That's the thing that really gets you: Kids never know what their parents are going through. Margaret's daughter is oblivious to her mother's obvious stress. She's all wrapped up in her ballet recital. Her youngest son is desolate when Margaret won't help him search for his baseball mitt. They don't know that mommy has just fed the fishes.

Some filmmakers would have played these scenes for laughs, others for tears, but the team of Scott McGehee and David Siegel see selflessness in the juxtaposition. This is an unlikely second work by the pair, who dealt with mistaken identity in "Suture," a gimmicky 1993 film aimed at the avant-garde. Eight years later, the long-lost art-house darlings turn their sights on the hoariest of subjects and they do so with dignity and style.

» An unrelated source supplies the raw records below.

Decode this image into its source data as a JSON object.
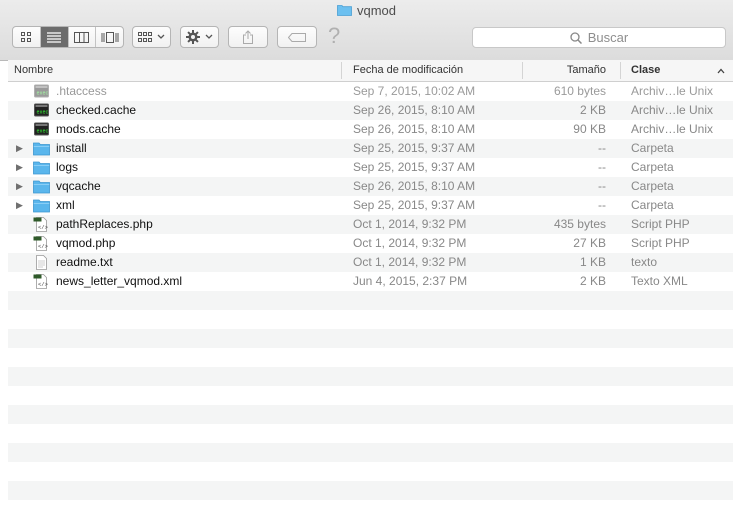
{
  "window": {
    "title": "vqmod"
  },
  "toolbar": {
    "icon_view": "icon-view-icon",
    "list_view": "list-view-icon",
    "column_view": "column-view-icon",
    "coverflow_view": "coverflow-view-icon",
    "arrange": "arrange-icon",
    "action": "gear-icon",
    "share": "share-icon",
    "tags": "tag-icon",
    "help": "?",
    "search_placeholder": "Buscar"
  },
  "columns": {
    "name": "Nombre",
    "date": "Fecha de modificación",
    "size": "Tamaño",
    "kind": "Clase"
  },
  "files": [
    {
      "name": ".htaccess",
      "date": "Sep 7, 2015, 10:02 AM",
      "size": "610 bytes",
      "kind": "Archiv…le Unix",
      "type": "exec",
      "hidden": true
    },
    {
      "name": "checked.cache",
      "date": "Sep 26, 2015, 8:10 AM",
      "size": "2 KB",
      "kind": "Archiv…le Unix",
      "type": "exec"
    },
    {
      "name": "mods.cache",
      "date": "Sep 26, 2015, 8:10 AM",
      "size": "90 KB",
      "kind": "Archiv…le Unix",
      "type": "exec"
    },
    {
      "name": "install",
      "date": "Sep 25, 2015, 9:37 AM",
      "size": "--",
      "kind": "Carpeta",
      "type": "folder"
    },
    {
      "name": "logs",
      "date": "Sep 25, 2015, 9:37 AM",
      "size": "--",
      "kind": "Carpeta",
      "type": "folder"
    },
    {
      "name": "vqcache",
      "date": "Sep 26, 2015, 8:10 AM",
      "size": "--",
      "kind": "Carpeta",
      "type": "folder"
    },
    {
      "name": "xml",
      "date": "Sep 25, 2015, 9:37 AM",
      "size": "--",
      "kind": "Carpeta",
      "type": "folder"
    },
    {
      "name": "pathReplaces.php",
      "date": "Oct 1, 2014, 9:32 PM",
      "size": "435 bytes",
      "kind": "Script PHP",
      "type": "code"
    },
    {
      "name": "vqmod.php",
      "date": "Oct 1, 2014, 9:32 PM",
      "size": "27 KB",
      "kind": "Script PHP",
      "type": "code"
    },
    {
      "name": "readme.txt",
      "date": "Oct 1, 2014, 9:32 PM",
      "size": "1 KB",
      "kind": "texto",
      "type": "text"
    },
    {
      "name": "news_letter_vqmod.xml",
      "date": "Jun 4, 2015, 2:37 PM",
      "size": "2 KB",
      "kind": "Texto XML",
      "type": "code"
    }
  ],
  "colors": {
    "folder": "#5ab6ec",
    "accent": "#3b99fc"
  }
}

"The Deep End," based on a 1947 novel by Elizabeth Sanxay Holding, might well have become another "Beaches," had they cast the wrong actress or taken a softer tone. The mood is almost solemn, the pace borders on processional and Swinton brings the stoicism of "American Gothic's" farm wife to this resourceful soccer mom. Yet, the emotions pass over her face, albeit as fleetingly as fast-moving clouds over the icy Nevada lake.

The actress doesn't ask viewers to like the distant Margaret, only to understand her. And we do, even if we never quite warm up to her frosty exterior. Thanks to the potent chemistry between Swinton and Visnjic, we understand that she has sacrificed far more than even she knows.

The Deep End (99 minutes, at area theaters) is rated R for nudity, sex and some violence.

© 2001 The Washington Post Company